Our programs of research focus on establishing how individual characteristics (e.g., personality, cognitions, emotions, genes) and environmental and social factors (e.g., peers, parents, schools) interact to influence the development of a range of child and adolescent psychopathologies. In particular, we study
- micro-social (observed) imitation processes and the impact of environmental cues and pressures on developmental pathways of psychopathology,
- the development of implicit and explicit cognitive associations, their biological and social underpinnings, and their effects on the onset of problem behavior,
- the impact of genetic variation – in relation to individual and social characteristics – on psychopathology, and
- the effects and underlying mechanisms of evidence-based prevention and treatment programs, particularly those focused on substance use and internalizing psychopathologies.

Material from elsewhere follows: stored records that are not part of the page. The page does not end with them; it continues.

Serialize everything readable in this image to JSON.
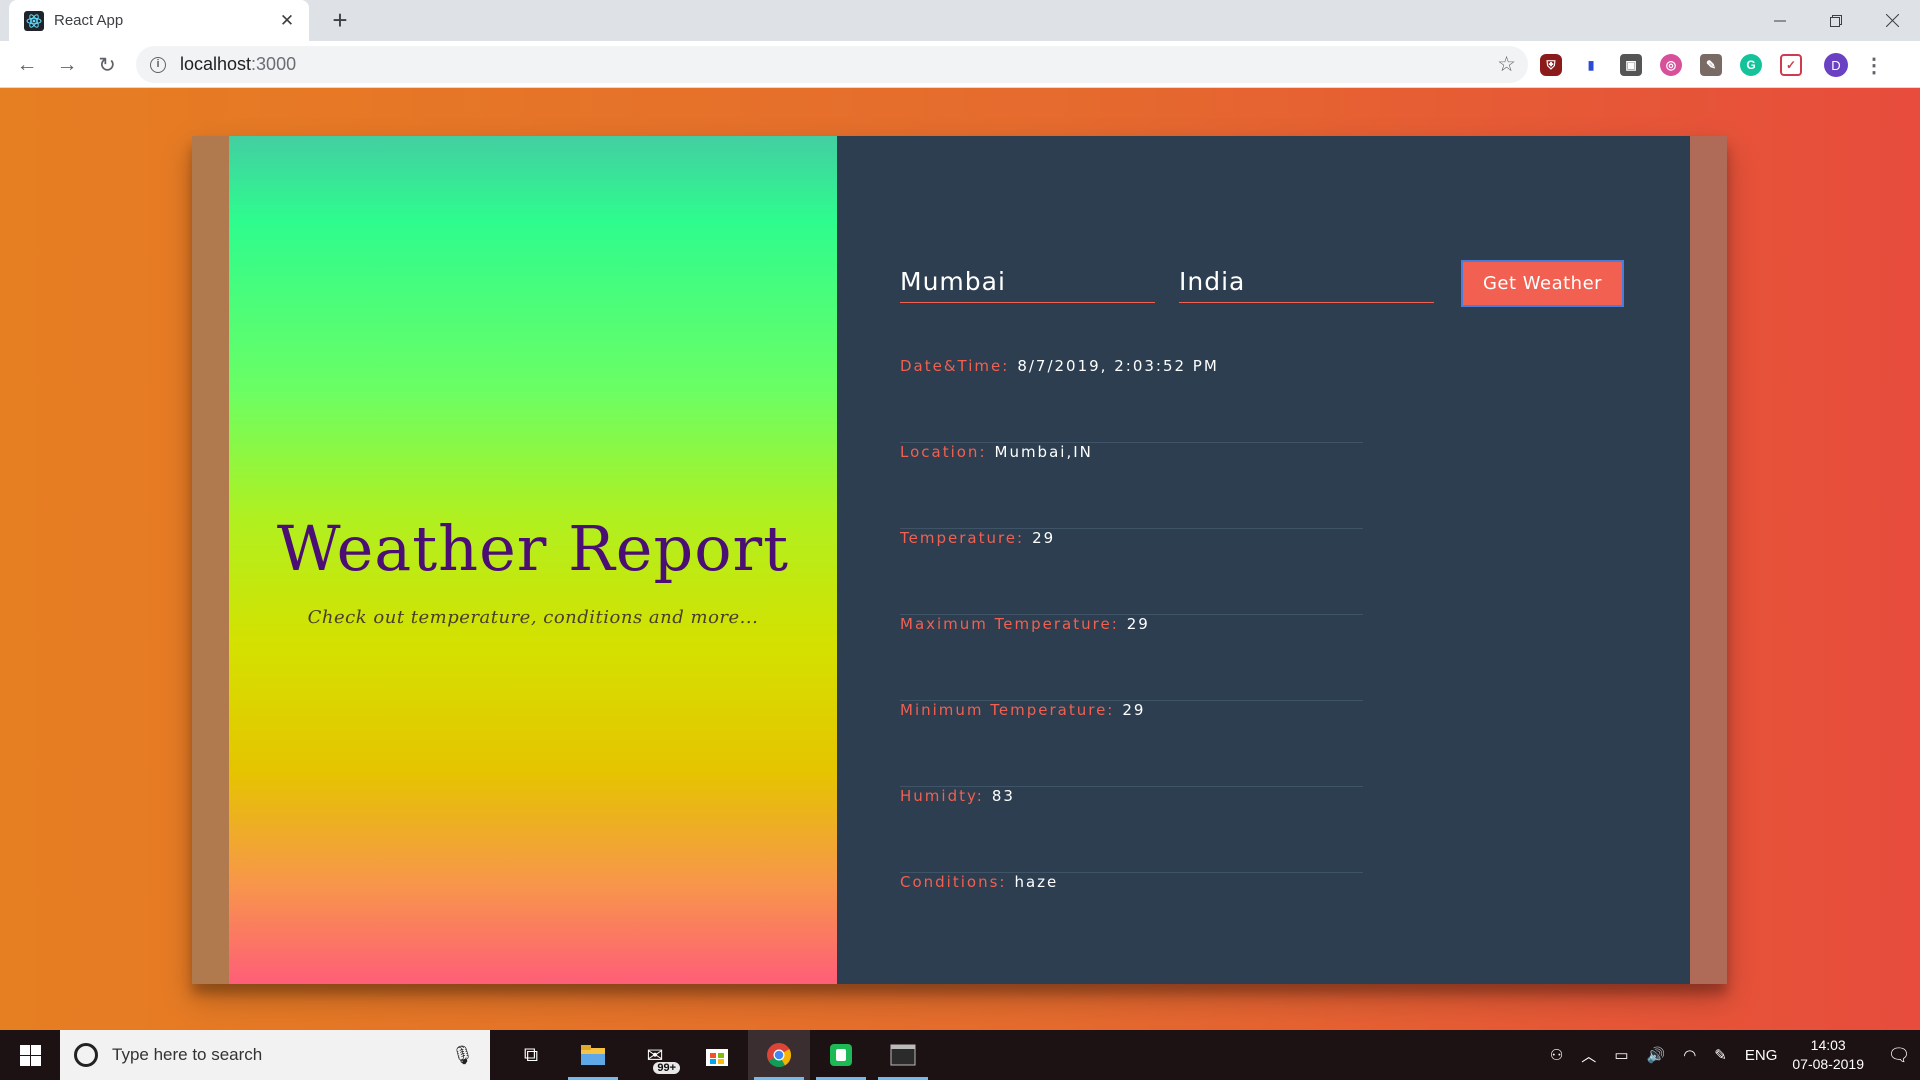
{
  "browser": {
    "tab_title": "React App",
    "url_host": "localhost",
    "url_port": ":3000",
    "profile_initial": "D"
  },
  "app": {
    "title": "Weather Report",
    "subtitle": "Check out temperature, conditions and more...",
    "form": {
      "city_value": "Mumbai",
      "country_value": "India",
      "button_label": "Get Weather"
    },
    "info": [
      {
        "label": "Date&Time:",
        "value": "8/7/2019, 2:03:52 PM"
      },
      {
        "label": "Location:",
        "value": "Mumbai,IN"
      },
      {
        "label": "Temperature:",
        "value": "29"
      },
      {
        "label": "Maximum Temperature:",
        "value": "29"
      },
      {
        "label": "Minimum Temperature:",
        "value": "29"
      },
      {
        "label": "Humidty:",
        "value": "83"
      },
      {
        "label": "Conditions:",
        "value": "haze"
      }
    ],
    "colors": {
      "accent": "#f16051",
      "panel": "#2c3e50",
      "title": "#4a0e74"
    }
  },
  "taskbar": {
    "search_placeholder": "Type here to search",
    "mail_badge": "99+",
    "language": "ENG",
    "time": "14:03",
    "date": "07-08-2019"
  }
}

We pay particular attention to transitions in the onset of substance use, problematic eating behaviors, internalizing pathologies and relationship problems.
Scientific progress can only be achieved by
- adopting a multi-disciplinary approach across research programs,
- applying methodological plurality across studies whereby we combine the most rigorous designs with innovative approaches pioneered in our own group, and
- combining basic scientific inquiry with applied questions such that both mutually inform each other and advance theory and practice.
The backbone of our research consists of longitudinal multi-method studies on psychopathology, substance use and intimate relations. In recent years, we have focused on conducting expe- rimental-observational studies, systematic real-time observational studies to assess interactional patterns, studies that focused on implicit associations, and gene-environment studies. From 2006 onward, we committed ourselves to the translation of our basic and experimental research to the development of a promising set of health promotion programs, together with leading national and municipal mental health institutions and agencies. These partnerships have led to 10 ongoing randomized controlled trials (RCT) in 2011, all with external funding.